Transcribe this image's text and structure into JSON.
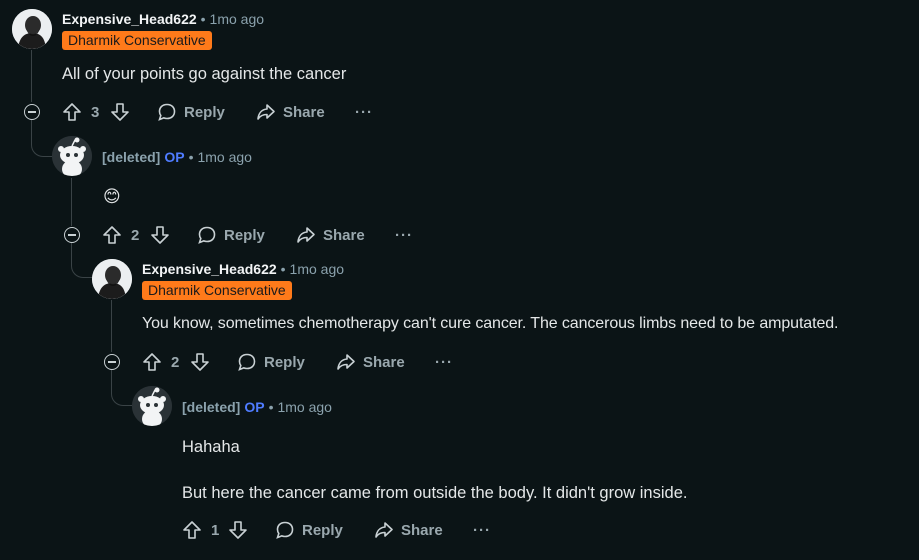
{
  "comments": [
    {
      "username": "Expensive_Head622",
      "op": "",
      "time": "1mo ago",
      "flair": "Dharmik Conservative",
      "body": [
        "All of your points go against the cancer"
      ],
      "votes": "3"
    },
    {
      "username": "[deleted]",
      "op": "OP",
      "time": "1mo ago",
      "flair": "",
      "body": [
        "😊"
      ],
      "votes": "2"
    },
    {
      "username": "Expensive_Head622",
      "op": "",
      "time": "1mo ago",
      "flair": "Dharmik Conservative",
      "body": [
        "You know, sometimes chemotherapy can't cure cancer. The cancerous limbs need to be amputated."
      ],
      "votes": "2"
    },
    {
      "username": "[deleted]",
      "op": "OP",
      "time": "1mo ago",
      "flair": "",
      "body": [
        "Hahaha",
        "But here the cancer came from outside the body. It didn't grow inside."
      ],
      "votes": "1"
    }
  ],
  "actions": {
    "reply": "Reply",
    "share": "Share",
    "more": "···",
    "separator": "•"
  },
  "icons": {
    "upvote": "arrow-up-icon",
    "downvote": "arrow-down-icon",
    "reply": "speech-bubble-icon",
    "share": "share-arrow-icon",
    "collapse": "collapse-minus-icon",
    "avatar_user": "user-avatar-icon",
    "avatar_deleted": "snoo-avatar-icon"
  },
  "colors": {
    "background": "#0b1416",
    "flair": "#ff7a1a",
    "op": "#4f7cff"
  }
}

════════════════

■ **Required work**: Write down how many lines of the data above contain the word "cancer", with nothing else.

■ **Task output**: 3